In a conversation earlier this year, I spoke to Chinna Dua about the entire breadth of her interests - from sarees to soirees to songs. She covered most everything there is to love, and yet, it seemed there was still so much ground left uncovered.

That is who Chinna Dua was, with her limitless zest for life and living.


"In my mind, I’m always young. I’m 60, but in my mind, I’m 16. I still have to remind myself of my age sometimes. It’s an attitude yaar. For many things, I believe: Why not? Why shouldn’t I do it?"

In her professional life, her persona was that of radiologist Dr Padmavati Dua. Every moment beyond, she was Chinna Dua - baker, singer, saree connoisseur, speaker, influencer social bug, but above all, a self-loving people's person.

"Self-love is important. If you don’t love yourself, how do you expect the world to love you? I’m a people’s person. I like to be complimented and am also very lavish with my compliments. Because why shouldn’t we do something that makes people happy?"

Chinna Dua Interview: From A Science Girl To A Saree-Hoarding Icon

She hailed from a Tamil family, a large one, with four sisters above her. As a tight-knit group of girls, they naturally inclined towards dress-up and clothes and wardrobe. Chinna Dua was the youngest (and hence the name Chinna which means small in Tamil) and being a first-born of sorts to each sibling, she said she had the advantage of both hand-me-downs, as well as, newly stitched frills.

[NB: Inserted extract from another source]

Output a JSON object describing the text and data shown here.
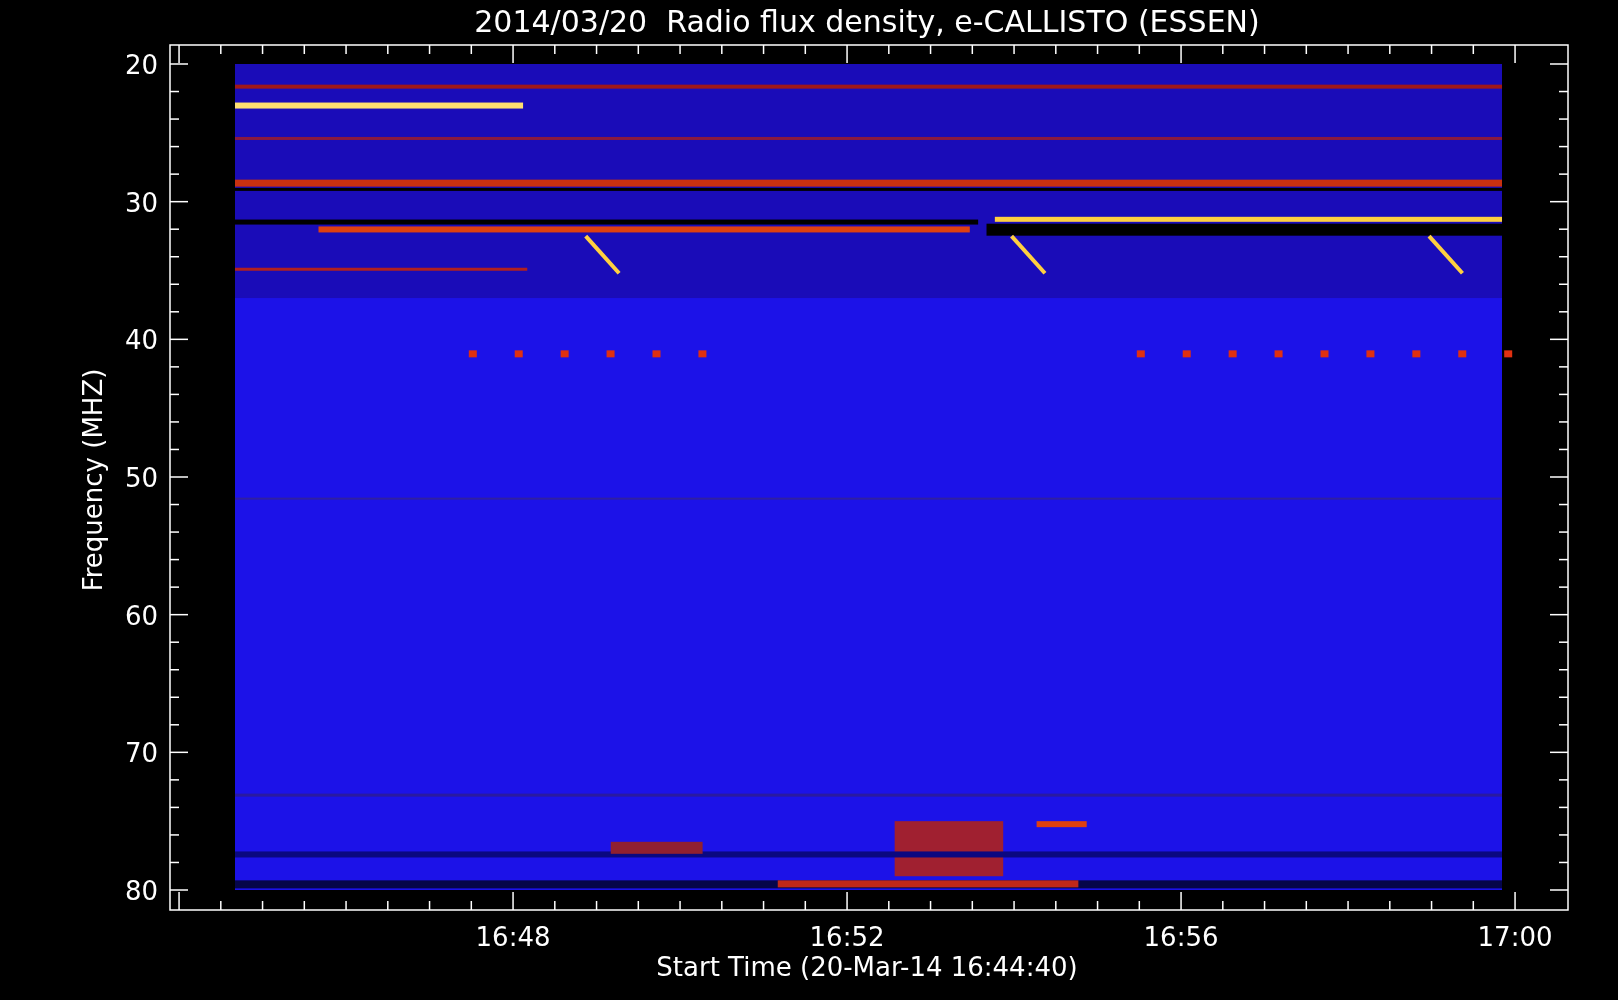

"It wasn’t expensive cloth, sometimes even waste cloth," Dua recalls. But to her, it was a priceless addition to her collection.


Around her too, indulgence in dressing up vibrant. From her Bengali neighbours taking her into their saree culture - "the Bangla connect" she called it - to her uniform-free school where the principal believed, 'I don’t want my children to look like jail inmates, they should look like butterflies.'

"I belong to that era when kids used to dress up in sarees around festive season," she said. Even as she grew up into a college-going science student in Delhi, the saree remained a staple; she and her Lady Irwin friends would "brave the DTC buses" in their sarees. After marriage, her wardrobe only grew. Gradually, she became a standout at social events.

"At the time, people were still wearing sarees to parties. Eventually, women of my age began wearing dresses and palazzos. The only person wearing a saree at the party would be Chinna Dua."

To her, a saree was the most elegant dress, one in which she "felt most comfortable." From vintage, heavy collections to newer, light handlooms, Dua's collection was exhaustive, and yet, she said she couldn't ever think of cutting them down to kurtas and salwars.

A Wizened Style Icon For The Youth

Chinna Dua first joined Facebook in 2008. "People tried to dissuade me by saying, 'Facebook is for the young'," she recalled with honest perplexity. With help from her daughters, she worked her way around the social media channel. "And soon a moment came when my girls used to ask me – 'mamma, how to function this?' That was my moment of triumph."


From there, with a little push from Mallika, Dua springboarded to Instagram as well - one in a fresh crop of older influencers breaking new ground in combatting age and gender stereotypes. Her perennially bright, joy-giving persona fit right in with the Instagram youth who was more than pleased to find inspiration in her style.

"I am surprised by the amount of influence I have over the younger crowds... I have to work hard myself as well. It’s a slow journey, like the hour hand ticking upward on the clock. Only after some time has passed is when you notice the needle has moved," she said, like the wise figure of experience she was.

"Instagram is something I am very happy about. It is eclectic and that makes me feel very nice." Chinna Dua

As for her saree collection, she told me she had put a strict stop on buying new pieces. But that she had picked up on other skills. "Learning to take selfies on Instagram, editing my videos in lockdown, I learnt it all – I feel very proud of myself. It keeps me going. It’s important to keep reinventing yourself."

"It’s all about wanting to learn more. There is no end to learning." And surely, there was no one who proved it better than her.


mallika dua Vinod Dua Chinna Dua radiologist saree influencer